◆ WORK INSTRUCTIONS:
If a line in the entries contains the word "Planning", list it.

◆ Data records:

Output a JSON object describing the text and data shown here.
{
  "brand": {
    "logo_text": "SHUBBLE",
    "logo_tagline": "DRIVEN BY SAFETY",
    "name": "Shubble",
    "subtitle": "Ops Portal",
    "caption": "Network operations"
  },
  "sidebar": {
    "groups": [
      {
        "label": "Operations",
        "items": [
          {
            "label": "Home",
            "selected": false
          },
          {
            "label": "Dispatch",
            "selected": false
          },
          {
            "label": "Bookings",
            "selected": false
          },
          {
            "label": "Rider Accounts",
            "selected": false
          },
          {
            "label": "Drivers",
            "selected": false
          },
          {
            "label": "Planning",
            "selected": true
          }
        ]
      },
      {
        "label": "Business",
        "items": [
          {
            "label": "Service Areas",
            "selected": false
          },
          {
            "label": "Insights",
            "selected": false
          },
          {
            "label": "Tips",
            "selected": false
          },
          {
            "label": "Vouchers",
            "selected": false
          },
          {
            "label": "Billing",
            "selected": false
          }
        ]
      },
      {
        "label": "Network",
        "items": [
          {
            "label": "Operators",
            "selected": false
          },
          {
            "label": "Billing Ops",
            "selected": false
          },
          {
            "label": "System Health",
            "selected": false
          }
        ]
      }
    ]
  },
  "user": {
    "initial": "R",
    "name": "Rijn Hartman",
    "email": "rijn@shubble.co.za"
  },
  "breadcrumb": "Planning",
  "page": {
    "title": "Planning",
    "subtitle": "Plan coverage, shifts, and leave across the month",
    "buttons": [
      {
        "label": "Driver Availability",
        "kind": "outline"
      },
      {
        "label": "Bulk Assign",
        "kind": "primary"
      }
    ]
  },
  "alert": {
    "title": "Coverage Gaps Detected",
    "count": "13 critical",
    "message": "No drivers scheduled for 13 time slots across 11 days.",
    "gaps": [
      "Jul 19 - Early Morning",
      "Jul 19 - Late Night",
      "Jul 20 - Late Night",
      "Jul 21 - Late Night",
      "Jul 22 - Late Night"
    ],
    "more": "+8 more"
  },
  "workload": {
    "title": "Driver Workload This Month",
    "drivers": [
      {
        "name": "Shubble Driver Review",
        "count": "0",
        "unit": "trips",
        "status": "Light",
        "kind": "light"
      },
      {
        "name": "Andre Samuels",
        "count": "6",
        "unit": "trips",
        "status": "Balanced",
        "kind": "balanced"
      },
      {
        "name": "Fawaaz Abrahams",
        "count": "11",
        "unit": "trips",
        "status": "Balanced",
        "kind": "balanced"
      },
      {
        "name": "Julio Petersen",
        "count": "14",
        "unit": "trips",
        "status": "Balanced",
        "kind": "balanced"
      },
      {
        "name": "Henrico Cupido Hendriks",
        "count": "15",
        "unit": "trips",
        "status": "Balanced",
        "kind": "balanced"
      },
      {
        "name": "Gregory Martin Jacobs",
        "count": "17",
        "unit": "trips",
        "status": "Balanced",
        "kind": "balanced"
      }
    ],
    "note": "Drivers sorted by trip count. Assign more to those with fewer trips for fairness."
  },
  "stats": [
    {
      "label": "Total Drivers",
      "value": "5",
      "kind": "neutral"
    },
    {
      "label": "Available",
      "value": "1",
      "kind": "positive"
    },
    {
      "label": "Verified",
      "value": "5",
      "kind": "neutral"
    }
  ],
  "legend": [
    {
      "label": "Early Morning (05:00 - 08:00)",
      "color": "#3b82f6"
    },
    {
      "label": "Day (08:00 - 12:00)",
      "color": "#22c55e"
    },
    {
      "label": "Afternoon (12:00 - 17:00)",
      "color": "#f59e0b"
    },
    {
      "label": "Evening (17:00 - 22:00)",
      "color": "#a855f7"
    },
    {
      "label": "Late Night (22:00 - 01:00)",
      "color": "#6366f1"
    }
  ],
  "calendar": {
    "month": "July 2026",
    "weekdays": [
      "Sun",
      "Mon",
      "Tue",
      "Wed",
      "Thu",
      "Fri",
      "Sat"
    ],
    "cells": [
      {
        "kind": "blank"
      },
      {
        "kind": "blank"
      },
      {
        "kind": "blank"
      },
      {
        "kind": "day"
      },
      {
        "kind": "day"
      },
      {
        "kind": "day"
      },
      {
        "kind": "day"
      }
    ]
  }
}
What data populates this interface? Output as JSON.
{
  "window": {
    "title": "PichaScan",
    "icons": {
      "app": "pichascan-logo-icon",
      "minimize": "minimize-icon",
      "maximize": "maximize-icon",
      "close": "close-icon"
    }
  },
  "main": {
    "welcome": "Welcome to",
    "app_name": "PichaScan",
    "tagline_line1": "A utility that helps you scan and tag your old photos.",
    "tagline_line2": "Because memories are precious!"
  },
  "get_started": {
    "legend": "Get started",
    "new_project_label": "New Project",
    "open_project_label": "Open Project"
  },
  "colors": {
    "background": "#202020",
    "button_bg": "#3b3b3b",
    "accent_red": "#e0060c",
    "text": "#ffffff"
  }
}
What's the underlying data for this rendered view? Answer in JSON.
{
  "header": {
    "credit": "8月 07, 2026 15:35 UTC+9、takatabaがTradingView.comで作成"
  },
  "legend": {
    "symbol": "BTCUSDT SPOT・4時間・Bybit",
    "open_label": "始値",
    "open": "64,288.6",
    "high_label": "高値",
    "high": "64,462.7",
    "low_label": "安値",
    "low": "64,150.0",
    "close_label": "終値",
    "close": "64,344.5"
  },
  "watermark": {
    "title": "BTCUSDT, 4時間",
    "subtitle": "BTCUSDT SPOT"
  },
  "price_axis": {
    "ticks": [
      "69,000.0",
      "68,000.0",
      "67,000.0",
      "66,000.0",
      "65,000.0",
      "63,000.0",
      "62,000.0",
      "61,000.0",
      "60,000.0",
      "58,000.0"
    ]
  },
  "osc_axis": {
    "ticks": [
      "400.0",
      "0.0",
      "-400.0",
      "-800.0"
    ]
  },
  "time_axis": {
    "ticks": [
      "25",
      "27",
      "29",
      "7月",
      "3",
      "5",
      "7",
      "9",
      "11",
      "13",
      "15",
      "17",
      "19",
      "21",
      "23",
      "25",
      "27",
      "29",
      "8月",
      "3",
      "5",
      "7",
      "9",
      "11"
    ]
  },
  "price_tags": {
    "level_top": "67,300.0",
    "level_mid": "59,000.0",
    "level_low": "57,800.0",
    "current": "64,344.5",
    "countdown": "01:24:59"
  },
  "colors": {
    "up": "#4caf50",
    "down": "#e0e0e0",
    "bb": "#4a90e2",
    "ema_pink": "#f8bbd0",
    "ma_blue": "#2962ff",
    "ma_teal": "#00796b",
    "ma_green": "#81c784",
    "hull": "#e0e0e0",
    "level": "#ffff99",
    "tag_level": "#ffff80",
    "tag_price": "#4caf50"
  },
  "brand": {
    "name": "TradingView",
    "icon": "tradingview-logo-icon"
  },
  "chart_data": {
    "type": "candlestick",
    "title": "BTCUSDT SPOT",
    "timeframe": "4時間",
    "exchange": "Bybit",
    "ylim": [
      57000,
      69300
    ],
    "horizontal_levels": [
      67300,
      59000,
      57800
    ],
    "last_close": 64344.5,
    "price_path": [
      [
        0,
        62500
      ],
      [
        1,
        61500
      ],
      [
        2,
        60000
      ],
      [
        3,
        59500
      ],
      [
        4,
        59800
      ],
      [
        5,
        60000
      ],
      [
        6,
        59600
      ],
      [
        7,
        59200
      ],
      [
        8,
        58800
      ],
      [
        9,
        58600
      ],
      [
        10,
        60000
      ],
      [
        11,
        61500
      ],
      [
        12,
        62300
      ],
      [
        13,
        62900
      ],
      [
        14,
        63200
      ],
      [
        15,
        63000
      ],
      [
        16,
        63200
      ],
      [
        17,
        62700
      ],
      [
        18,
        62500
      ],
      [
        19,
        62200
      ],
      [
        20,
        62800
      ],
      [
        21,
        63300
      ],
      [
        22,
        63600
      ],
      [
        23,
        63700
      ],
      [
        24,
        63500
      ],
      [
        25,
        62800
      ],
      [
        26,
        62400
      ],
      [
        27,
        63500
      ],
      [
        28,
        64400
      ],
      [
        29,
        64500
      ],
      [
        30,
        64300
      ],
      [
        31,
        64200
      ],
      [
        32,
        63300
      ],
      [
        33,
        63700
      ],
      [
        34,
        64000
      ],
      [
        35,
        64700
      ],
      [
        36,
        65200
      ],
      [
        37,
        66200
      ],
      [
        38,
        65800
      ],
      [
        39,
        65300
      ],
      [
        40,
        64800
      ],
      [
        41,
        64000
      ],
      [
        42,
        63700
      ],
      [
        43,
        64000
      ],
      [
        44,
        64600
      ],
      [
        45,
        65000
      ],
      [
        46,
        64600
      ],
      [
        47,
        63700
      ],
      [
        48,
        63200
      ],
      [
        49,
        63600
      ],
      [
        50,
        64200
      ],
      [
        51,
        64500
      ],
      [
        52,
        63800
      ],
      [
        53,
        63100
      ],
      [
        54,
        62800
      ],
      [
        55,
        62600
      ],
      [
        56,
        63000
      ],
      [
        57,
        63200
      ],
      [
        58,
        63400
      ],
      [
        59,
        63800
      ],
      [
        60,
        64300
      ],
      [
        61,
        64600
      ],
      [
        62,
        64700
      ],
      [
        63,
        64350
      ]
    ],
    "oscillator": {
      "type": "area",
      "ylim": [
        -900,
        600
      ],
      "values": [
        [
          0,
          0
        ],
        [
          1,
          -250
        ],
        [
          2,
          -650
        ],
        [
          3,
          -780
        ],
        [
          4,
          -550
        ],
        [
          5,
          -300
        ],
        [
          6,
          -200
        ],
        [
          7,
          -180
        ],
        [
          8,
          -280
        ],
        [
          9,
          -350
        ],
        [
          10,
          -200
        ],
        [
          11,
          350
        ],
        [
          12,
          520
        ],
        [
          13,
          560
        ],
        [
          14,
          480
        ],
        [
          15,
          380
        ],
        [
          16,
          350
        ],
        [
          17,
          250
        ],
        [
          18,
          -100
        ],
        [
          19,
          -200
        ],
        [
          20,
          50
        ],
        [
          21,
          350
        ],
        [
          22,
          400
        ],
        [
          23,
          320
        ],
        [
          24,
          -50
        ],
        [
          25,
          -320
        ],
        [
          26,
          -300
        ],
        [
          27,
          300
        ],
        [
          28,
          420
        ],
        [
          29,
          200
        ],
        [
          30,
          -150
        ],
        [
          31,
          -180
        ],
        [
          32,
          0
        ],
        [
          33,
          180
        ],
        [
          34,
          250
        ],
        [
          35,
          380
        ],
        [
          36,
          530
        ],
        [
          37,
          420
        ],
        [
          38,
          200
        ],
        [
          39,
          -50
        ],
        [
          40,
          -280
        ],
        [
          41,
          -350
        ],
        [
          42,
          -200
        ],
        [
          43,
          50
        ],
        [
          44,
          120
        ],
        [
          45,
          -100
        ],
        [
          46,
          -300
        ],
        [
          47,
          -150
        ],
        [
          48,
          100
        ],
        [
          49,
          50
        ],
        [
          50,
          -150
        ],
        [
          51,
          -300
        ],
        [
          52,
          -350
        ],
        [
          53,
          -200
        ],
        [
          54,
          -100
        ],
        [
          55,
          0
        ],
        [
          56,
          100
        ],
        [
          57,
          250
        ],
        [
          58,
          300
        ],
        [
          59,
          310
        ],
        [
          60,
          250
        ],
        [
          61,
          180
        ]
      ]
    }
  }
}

◆ WRITTEN ANSWER:
            "label": "Planning",
  "breadcrumb": "Planning",
    "title": "Planning",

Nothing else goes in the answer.